*** Data extracts ***
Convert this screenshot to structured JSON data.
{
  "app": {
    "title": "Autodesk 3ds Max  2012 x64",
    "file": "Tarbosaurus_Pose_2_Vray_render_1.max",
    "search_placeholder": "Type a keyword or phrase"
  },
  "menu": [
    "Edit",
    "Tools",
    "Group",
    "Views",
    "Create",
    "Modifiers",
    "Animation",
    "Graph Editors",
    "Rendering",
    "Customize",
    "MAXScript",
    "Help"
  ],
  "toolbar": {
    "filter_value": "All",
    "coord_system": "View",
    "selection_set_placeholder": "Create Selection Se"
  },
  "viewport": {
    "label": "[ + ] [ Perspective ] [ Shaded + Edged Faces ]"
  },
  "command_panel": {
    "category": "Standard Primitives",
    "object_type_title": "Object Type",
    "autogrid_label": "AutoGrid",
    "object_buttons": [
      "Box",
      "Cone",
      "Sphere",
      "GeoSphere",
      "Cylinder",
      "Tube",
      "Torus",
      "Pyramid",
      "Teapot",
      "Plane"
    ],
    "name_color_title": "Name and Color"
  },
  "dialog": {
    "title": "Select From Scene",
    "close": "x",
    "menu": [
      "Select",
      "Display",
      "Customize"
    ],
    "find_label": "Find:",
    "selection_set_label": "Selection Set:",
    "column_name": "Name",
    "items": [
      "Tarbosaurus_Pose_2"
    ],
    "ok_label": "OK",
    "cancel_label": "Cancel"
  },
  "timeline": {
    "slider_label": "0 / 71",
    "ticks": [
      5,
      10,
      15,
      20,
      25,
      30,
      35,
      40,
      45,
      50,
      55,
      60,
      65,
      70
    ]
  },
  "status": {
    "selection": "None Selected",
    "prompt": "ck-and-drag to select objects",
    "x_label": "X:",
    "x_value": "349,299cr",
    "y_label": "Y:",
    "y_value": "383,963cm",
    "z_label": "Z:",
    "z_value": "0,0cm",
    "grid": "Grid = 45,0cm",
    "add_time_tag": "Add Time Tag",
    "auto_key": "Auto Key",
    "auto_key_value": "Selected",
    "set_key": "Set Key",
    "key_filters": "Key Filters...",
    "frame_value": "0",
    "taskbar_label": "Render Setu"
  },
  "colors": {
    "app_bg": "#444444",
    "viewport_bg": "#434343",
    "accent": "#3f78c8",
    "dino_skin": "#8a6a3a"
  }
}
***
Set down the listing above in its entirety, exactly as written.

▶ [Task output]:
Convert this screenshot to structured JSON data.
{
  "app": {
    "title": "Autodesk 3ds Max  2012 x64",
    "file": "Tarbosaurus_Pose_2_Vray_render_1.max",
    "search_placeholder": "Type a keyword or phrase"
  },
  "menu": [
    "Edit",
    "Tools",
    "Group",
    "Views",
    "Create",
    "Modifiers",
    "Animation",
    "Graph Editors",
    "Rendering",
    "Customize",
    "MAXScript",
    "Help"
  ],
  "toolbar": {
    "filter_value": "All",
    "coord_system": "View",
    "selection_set_placeholder": "Create Selection Se"
  },
  "viewport": {
    "label": "[ + ] [ Perspective ] [ Shaded + Edged Faces ]"
  },
  "command_panel": {
    "category": "Standard Primitives",
    "object_type_title": "Object Type",
    "autogrid_label": "AutoGrid",
    "object_buttons": [
      "Box",
      "Cone",
      "Sphere",
      "GeoSphere",
      "Cylinder",
      "Tube",
      "Torus",
      "Pyramid",
      "Teapot",
      "Plane"
    ],
    "name_color_title": "Name and Color"
  },
  "dialog": {
    "title": "Select From Scene",
    "close": "x",
    "menu": [
      "Select",
      "Display",
      "Customize"
    ],
    "find_label": "Find:",
    "selection_set_label": "Selection Set:",
    "column_name": "Name",
    "items": [
      "Tarbosaurus_Pose_2"
    ],
    "ok_label": "OK",
    "cancel_label": "Cancel"
  },
  "timeline": {
    "slider_label": "0 / 71",
    "ticks": [
      5,
      10,
      15,
      20,
      25,
      30,
      35,
      40,
      45,
      50,
      55,
      60,
      65,
      70
    ]
  },
  "status": {
    "selection": "None Selected",
    "prompt": "ck-and-drag to select objects",
    "x_label": "X:",
    "x_value": "349,299cr",
    "y_label": "Y:",
    "y_value": "383,963cm",
    "z_label": "Z:",
    "z_value": "0,0cm",
    "grid": "Grid = 45,0cm",
    "add_time_tag": "Add Time Tag",
    "auto_key": "Auto Key",
    "auto_key_value": "Selected",
    "set_key": "Set Key",
    "key_filters": "Key Filters...",
    "frame_value": "0",
    "taskbar_label": "Render Setu"
  },
  "colors": {
    "app_bg": "#444444",
    "viewport_bg": "#434343",
    "accent": "#3f78c8",
    "dino_skin": "#8a6a3a"
  }
}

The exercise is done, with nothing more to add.